   SEARCH HOME Math Central Quandaries & Queries  Question from Beth: My question is related to a dome I would like to construct, for which I know the circumference of the base: 120ft. I now need to figure out the diameters of two smaller circles, one at 20ft along the arc of the dome form the ground, and the other at 30ft along the arc. Assuming a true hemisphere, or 180 degrees total arc, how can I calculate these two circumferences? Thanks for the help, Beth Hi Beth.

The circumference of the base is 120ft, so the radius of the dome is 120/(2π) = 60/π. That's about 19.1 ft.

Thus, from the center of the floor under the dome, it is this distance to any point on the dome, including 20 ft along the arc or 30 ft along the arc. Let's look at 20 ft along.

The arc is 20 ft, which is 20/120 = 1/6 of a full revolution. That means 1/6 of 360 degrees, making 60 degrees. Thus, if you sat on the floor at the center and angled your eye up at 60 degrees, you'd be looking at a point 20 ft along the arc from the floor.
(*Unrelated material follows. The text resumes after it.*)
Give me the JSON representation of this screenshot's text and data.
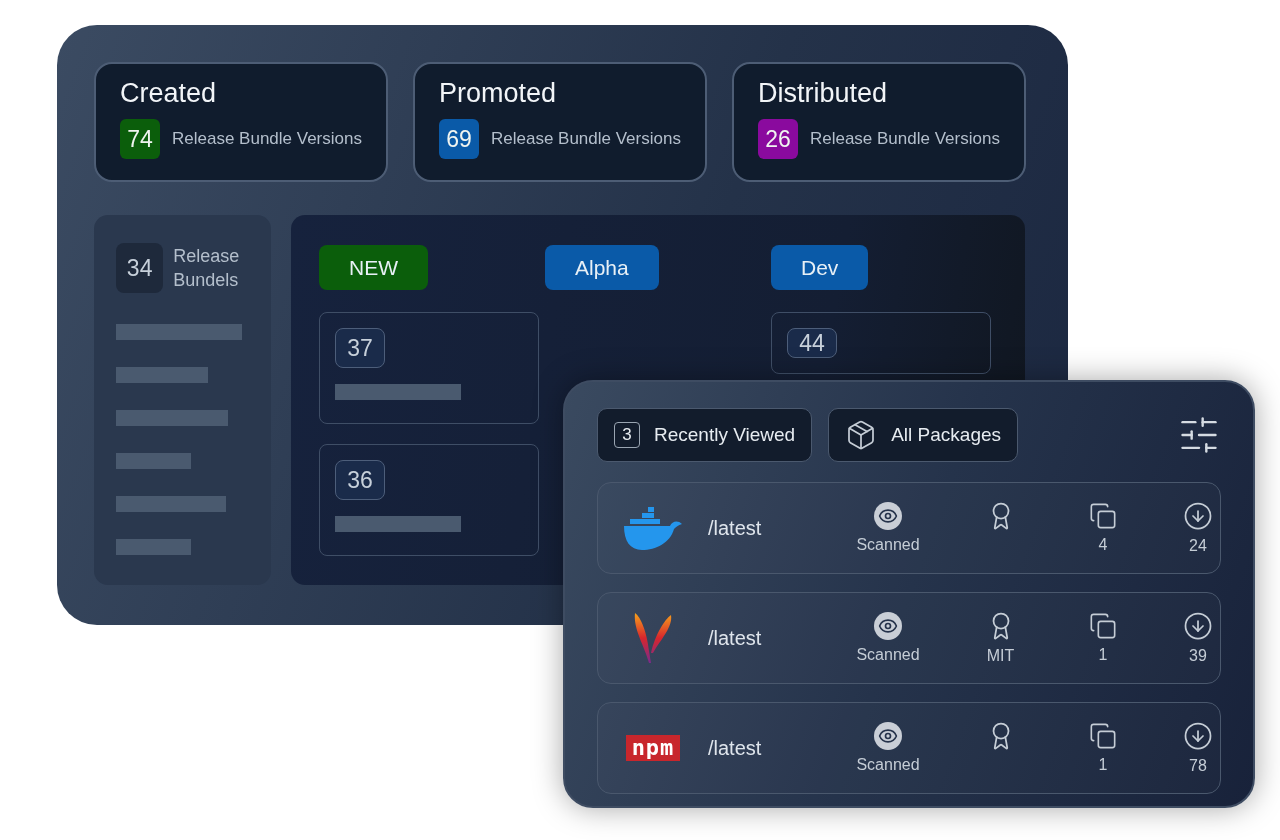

Now consider a triangle composed of the line of sight from the center to some point 20 ft up (along the arc), a vertical line dropped from that point to the floor and a line from there back to the center. It's a right angled triangle, with a 60 degree angle and a hypotenuse of 60/π feet. The circle around the dome 20 ft up would be identical in size to a circle drawn on the ground at that lateral distance from the floor's center. So really we just need that radius, which is the "adjacent" side of the triangle I described.

Using the cosine ratio, we can calculate it: cos 60 = r / ( 60/π ). r = ( 60/π ) cos 60 = 9.55 ft.

The circumference of a circle is just 2πr, so the circumference of the circle which is a ring 20 ft along the arc above the ground on this dome would be 2π(9.55) = 60 ft. Yes, the numbers just work out to that coincidental figure!

Stephen La Rocque     Math Central is supported by the University of Regina and The Pacific Institute for the Mathematical Sciences.